2. Experiments have been conducted to determine the accuracy of various methods for these determinations.
3. A study was first made of the electrodialysis method for replaceable bases, using both the Mattson and the Bradfield cells.
4. When 100 grams of soil were electlodialyzed in the Mattson cell for 45 hours, the results seemed satisfactory when compared with the data secured with other methods.
5. When a smaller amount of soil (10 grams) was electrodialyzed in either the Mattson or the Bradfield cell for a shorter time, the end point was not definite and the results could not be considered accurate. Furthermore, there was a continued extraction of basic materials from the soil after more bases had been removed by electrodialysis than were known to be present in a replaceable form in the soil. Hence, it appears that the error in this method may be greater than that caused by solubility effects in the leaching methods.
6. The Hissink (T - S) method for determining the replaceable hydrogen in the soil was compared with the method developed by Parker.
7. In a number of Iowa soils differing widely in characteristics and in soils which had been treated with various amounts of limestone of different degrees of fineness, the Hissink method gave practically the same amounts of replaceable hydrogen.
8. There seemed to be no correlation between the replaceable hydrogen in the soil, when measured by the Hissink method, and the hydrogen ion concentration. With the Webster silty clay loam which had a pH of 7.48, the Hissink method showed more replaceable hydrogen than was found in the Tama silt loam which had a pH of 4.79.
9. The amount of replaceable hydrogen found by the Hissink method was greater in all the soils tested than the total base exchange capacity of the soils. According to Kelley. when this method is used, not only does the barium hydroxide added to the soil react with the exchangeable hydrogen but other side reactions occur. The results with the method are certainly rather unsatisfactory.
10. According to the accepted theories of base exchange, the Parker method for determining replaceable hydrogen is sound in principle and the data secured in this work show that it will give accurate and reliable results.
11. The Parker method for determining the base exchange capacity of soils was also found to give excellent results. The principle of this method has been well established and the method has been used, with certain modifications in technic, by other investigators.
12. After the replaceable hydrogen and base exchange capacity are determined by the Parker method, the amount of replaceable bases and the degree of saturation with bases may be calculated.
13. This method has been tested on a number of Iowa soils and on soils treated with various amounts of lime of different degrees of fineness. In all cases satisfactory results have been secured.
14. In general it is evident that of all the methods tested. that proposed by Parker seems to give the best picture of the actual condition of the base exchange complex in soils.

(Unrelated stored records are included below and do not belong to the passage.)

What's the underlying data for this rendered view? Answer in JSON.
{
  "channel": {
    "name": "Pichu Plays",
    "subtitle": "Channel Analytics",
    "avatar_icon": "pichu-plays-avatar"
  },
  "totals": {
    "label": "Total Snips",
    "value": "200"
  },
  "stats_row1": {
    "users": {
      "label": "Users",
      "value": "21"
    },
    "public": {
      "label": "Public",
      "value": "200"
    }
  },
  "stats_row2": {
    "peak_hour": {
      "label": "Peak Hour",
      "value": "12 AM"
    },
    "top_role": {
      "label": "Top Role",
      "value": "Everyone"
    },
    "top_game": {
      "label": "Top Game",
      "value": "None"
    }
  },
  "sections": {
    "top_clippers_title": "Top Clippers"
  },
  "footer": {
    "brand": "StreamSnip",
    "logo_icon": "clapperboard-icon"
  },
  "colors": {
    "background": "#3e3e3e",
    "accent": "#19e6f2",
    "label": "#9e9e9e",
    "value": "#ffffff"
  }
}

15. Certain modifications in the technic of this method have been suggested for future work.
Walker, R. H.; Firkins, B. J.; and Brown, P. E.
"The measurement of the degree of saturation of soils with bases,"
Research Bulletin (Iowa Agriculture and Home Economics Experiment Station): Vol. 11
, Article 1.
Available at: https://lib.dr.iastate.edu/researchbulletin/vol11/iss139/1